John Carroll School File Photo
On March 19, JC honored 27 accepted incoming freshmen into the class of 2022 as distinctive Carroll Scholars. These students will be the first class to be involved in the new Archbishop John Carroll Scholarship Program. This program enables students to be eligible to graduate with the AP Capstone Diploma accredited by the College Board.
According to the College Board, “AP Capstone is a College Board program that equips students with the independent research, collaborative teamwork, and communication skills that are increasingly valued by colleges.” AP Capstone programs are offered at many public high schools in the area, including Eastern Technical High School, Milford Mill Academy, and Riverdale Baptist School, among others. JC is the first Maryland Catholic School to offer AP Capstone.
Over 50 students applied for the program. Rigorous applications and High School Placement Test (HSPT) scores were heavily considered, according to social studies teacher Jake Hollin, who will also assume the role of Vice Principal of Academics for the 2018-2019 school year. The new program drew interest from students from a number of different middle schools throughout the region. Top academic students were reviewed by the selection committee based on composite HSPT scores in the ninetieth percentile, an individual essay, and an interview.
Hollin, along with college counselor Kelly Smith, helped develop the program from a guidance perspective, as well. Capstone students must score a three or higher in AP Seminar and AP Research, in addition to four other AP classes, to receive credit.
As freshmen, the students are required to take AP Seminar in place of AP Human Geography. In their junior year, students will take AP Research through the AP Capstone track. “[We] foresee this being a part of Senior Project because through research in their junior year, they may discover what they want to do,” Hollin said.
Along with these classes, the students must maintain at least a 3.0 GPA. Although this program requires dedication, students can still be a part of STEM or the College Preparatory Dance Program while being a Carroll Scholar.
However, students who don’t meet the AP Capstone Diploma requirements are still Carroll Scholars regardless of AP scores. According to Hollin, Carroll Scholars may choose to leave the program if it’s not the right fit for them.

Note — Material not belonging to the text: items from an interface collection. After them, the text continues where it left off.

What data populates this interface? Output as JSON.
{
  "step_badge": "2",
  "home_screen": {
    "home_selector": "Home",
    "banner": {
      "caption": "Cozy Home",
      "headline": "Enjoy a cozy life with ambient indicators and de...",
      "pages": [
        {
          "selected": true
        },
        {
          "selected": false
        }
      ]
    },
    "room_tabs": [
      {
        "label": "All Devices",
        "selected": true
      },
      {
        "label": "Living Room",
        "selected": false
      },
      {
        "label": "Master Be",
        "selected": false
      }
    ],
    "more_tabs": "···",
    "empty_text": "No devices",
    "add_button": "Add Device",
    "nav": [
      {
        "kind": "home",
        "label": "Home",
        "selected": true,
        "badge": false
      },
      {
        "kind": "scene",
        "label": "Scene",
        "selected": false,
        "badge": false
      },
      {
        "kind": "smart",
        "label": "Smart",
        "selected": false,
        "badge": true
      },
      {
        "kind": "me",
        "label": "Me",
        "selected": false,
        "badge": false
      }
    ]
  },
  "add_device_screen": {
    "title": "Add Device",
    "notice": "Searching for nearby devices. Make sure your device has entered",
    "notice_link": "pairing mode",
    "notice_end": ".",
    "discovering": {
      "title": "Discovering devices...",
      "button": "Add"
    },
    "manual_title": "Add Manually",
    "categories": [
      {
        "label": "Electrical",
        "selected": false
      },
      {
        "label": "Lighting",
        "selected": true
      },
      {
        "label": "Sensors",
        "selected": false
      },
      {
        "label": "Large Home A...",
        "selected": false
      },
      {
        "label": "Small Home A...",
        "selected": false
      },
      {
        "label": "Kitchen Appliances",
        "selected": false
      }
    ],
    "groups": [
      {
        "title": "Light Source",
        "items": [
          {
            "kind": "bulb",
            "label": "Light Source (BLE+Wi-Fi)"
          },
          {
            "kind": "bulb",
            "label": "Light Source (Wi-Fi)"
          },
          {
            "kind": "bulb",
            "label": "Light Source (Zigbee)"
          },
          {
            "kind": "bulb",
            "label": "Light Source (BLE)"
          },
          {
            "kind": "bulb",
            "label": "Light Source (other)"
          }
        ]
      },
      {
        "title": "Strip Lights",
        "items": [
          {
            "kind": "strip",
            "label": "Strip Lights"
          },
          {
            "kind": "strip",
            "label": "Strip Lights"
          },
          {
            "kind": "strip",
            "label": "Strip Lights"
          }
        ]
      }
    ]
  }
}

Hollin sees the program as beneficial for students in multiple ways, aside from being attractive to colleges. “Something like an International Baccalaureate program is restrictive, but the AP Capstone Program has the same level of distinction. The AP Capstone Program isn’t that old, gives students the flexibility to pursue other interests, and the freedom to be involved,” Hollin said.
The 27 scholars come from twelve different middle schools. JC welcomes Jeremy Biggerman and Chloe Connolly from Bel Air Middle School and Emma Runyeon and Max Snellenburg from Fallston Middle School. Madeline Lisi from Fred S. Engle Middle School (PA) and Abigail Leslie from Immaculate Conception School also are entering into the class of 2022. In addition, Rosalie McGuirk, Blair Mergerian, and Austin Shorts from Harford Day School, and Abigail Field and Annelise Lakatta of St. Joan of Arc School will be Carroll Scholars in the fall.

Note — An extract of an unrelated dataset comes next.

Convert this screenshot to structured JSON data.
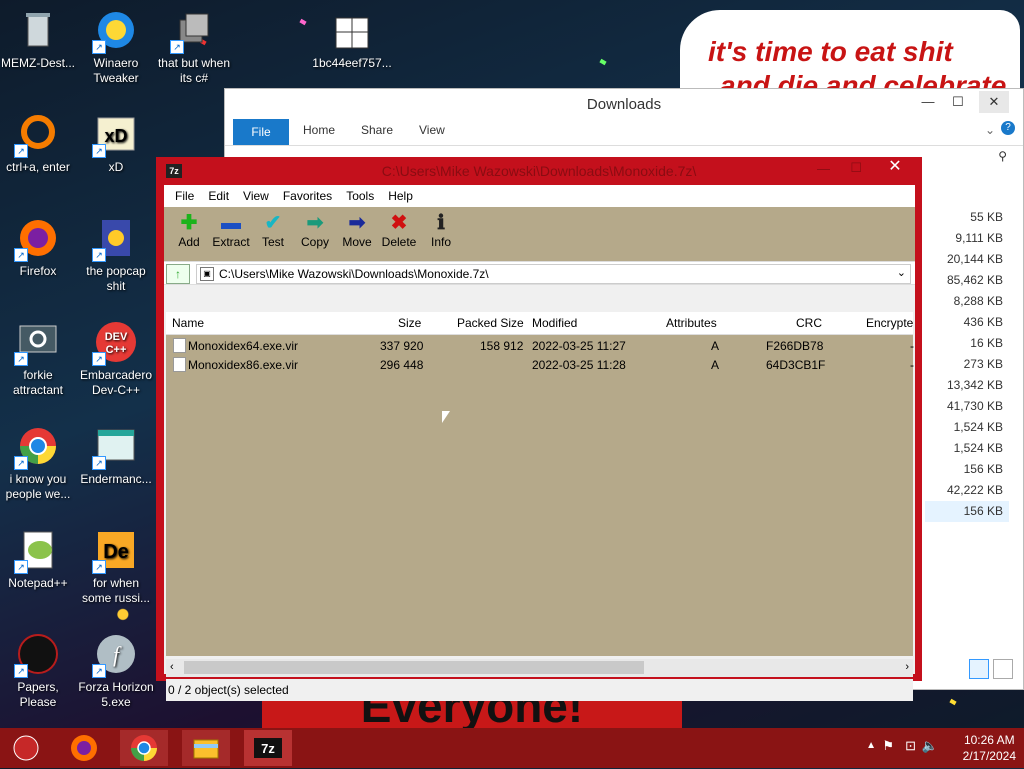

Joining JC from St. Joseph’s Fullerton are Gianna Bullington, Colin Dilorio, Gavin Innes, Alita Pirozzi, and London Poist. Samantha Ashton, Selona Baker, Jacob Freedland, Nathan Gostomski, and Steven Snyder are enrolling from St. Margaret School. JC welcomes North Harford Middle School students Robert Hauf, Benjamin Rosensteel, Travis Smith, and Chance Woosley. Also entering in the fall, Mark Ghattas of Rising Sun Middle School, Emily Baranoski of St. Stephen School, and Holden Loader of Tome School.

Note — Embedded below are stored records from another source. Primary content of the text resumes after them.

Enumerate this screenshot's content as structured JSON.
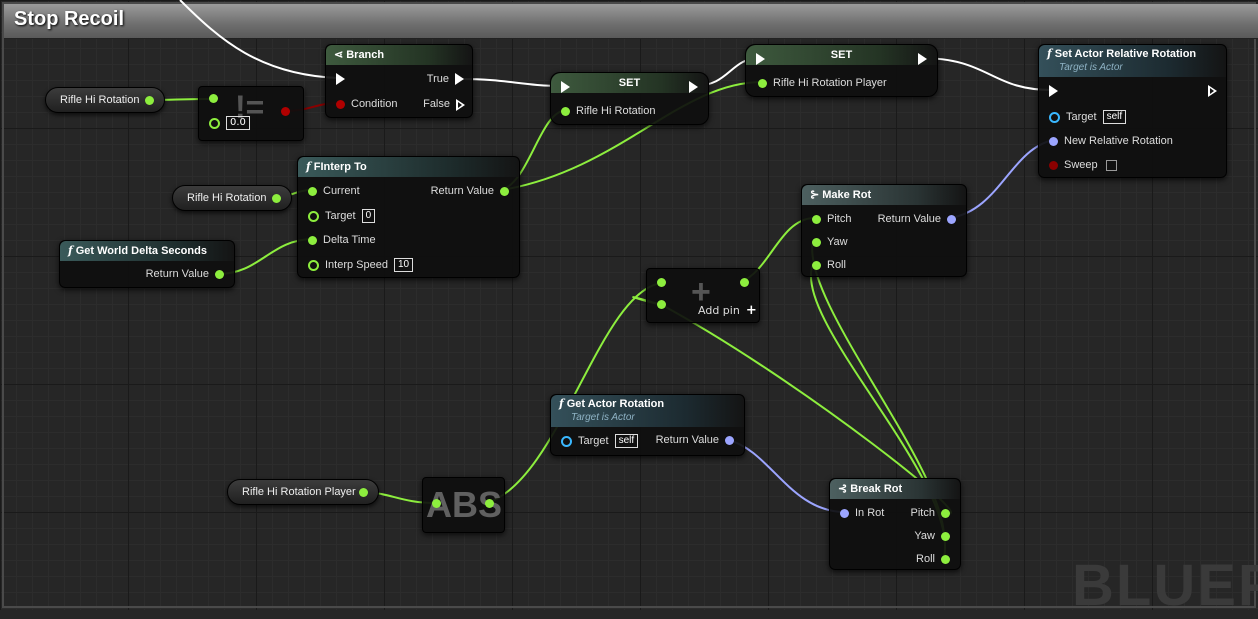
{
  "graph": {
    "title": "Stop Recoil",
    "watermark": "BLUEPRINT"
  },
  "vars": {
    "rifle_hi_rotation_1": "Rifle Hi Rotation",
    "rifle_hi_rotation_2": "Rifle Hi Rotation",
    "rifle_hi_rotation_player": "Rifle Hi Rotation Player"
  },
  "compare": {
    "symbol": "!=",
    "b_value": "0.0"
  },
  "branch": {
    "title": "Branch",
    "true": "True",
    "condition": "Condition",
    "false": "False"
  },
  "set1": {
    "title": "SET",
    "pin": "Rifle Hi Rotation"
  },
  "set2": {
    "title": "SET",
    "pin": "Rifle Hi Rotation Player"
  },
  "set_actor_rel_rot": {
    "title": "Set Actor Relative Rotation",
    "subtitle": "Target is Actor",
    "target": "Target",
    "target_value": "self",
    "new_rot": "New Relative Rotation",
    "sweep": "Sweep"
  },
  "finterp": {
    "title": "FInterp To",
    "current": "Current",
    "return": "Return Value",
    "target": "Target",
    "target_value": "0",
    "delta": "Delta Time",
    "speed": "Interp Speed",
    "speed_value": "10"
  },
  "world_delta": {
    "title": "Get World Delta Seconds",
    "return": "Return Value"
  },
  "make_rot": {
    "title": "Make Rot",
    "pitch": "Pitch",
    "return": "Return Value",
    "yaw": "Yaw",
    "roll": "Roll"
  },
  "add": {
    "symbol": "+",
    "add_pin": "Add pin",
    "add_pin_symbol": "+"
  },
  "get_actor_rot": {
    "title": "Get Actor Rotation",
    "subtitle": "Target is Actor",
    "target": "Target",
    "target_value": "self",
    "return": "Return Value"
  },
  "abs": {
    "label": "ABS"
  },
  "break_rot": {
    "title": "Break Rot",
    "in_rot": "In Rot",
    "pitch": "Pitch",
    "yaw": "Yaw",
    "roll": "Roll"
  },
  "colors": {
    "float_pin": "#8dee3e",
    "rotator_pin": "#9ca5ff",
    "bool_pin": "#8a0000",
    "object_pin": "#3ab8ff",
    "exec_wire": "#ffffff"
  }
}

Sarah Spaeth is the Copy Edit Chief for The Patriot and jcpatriot.com.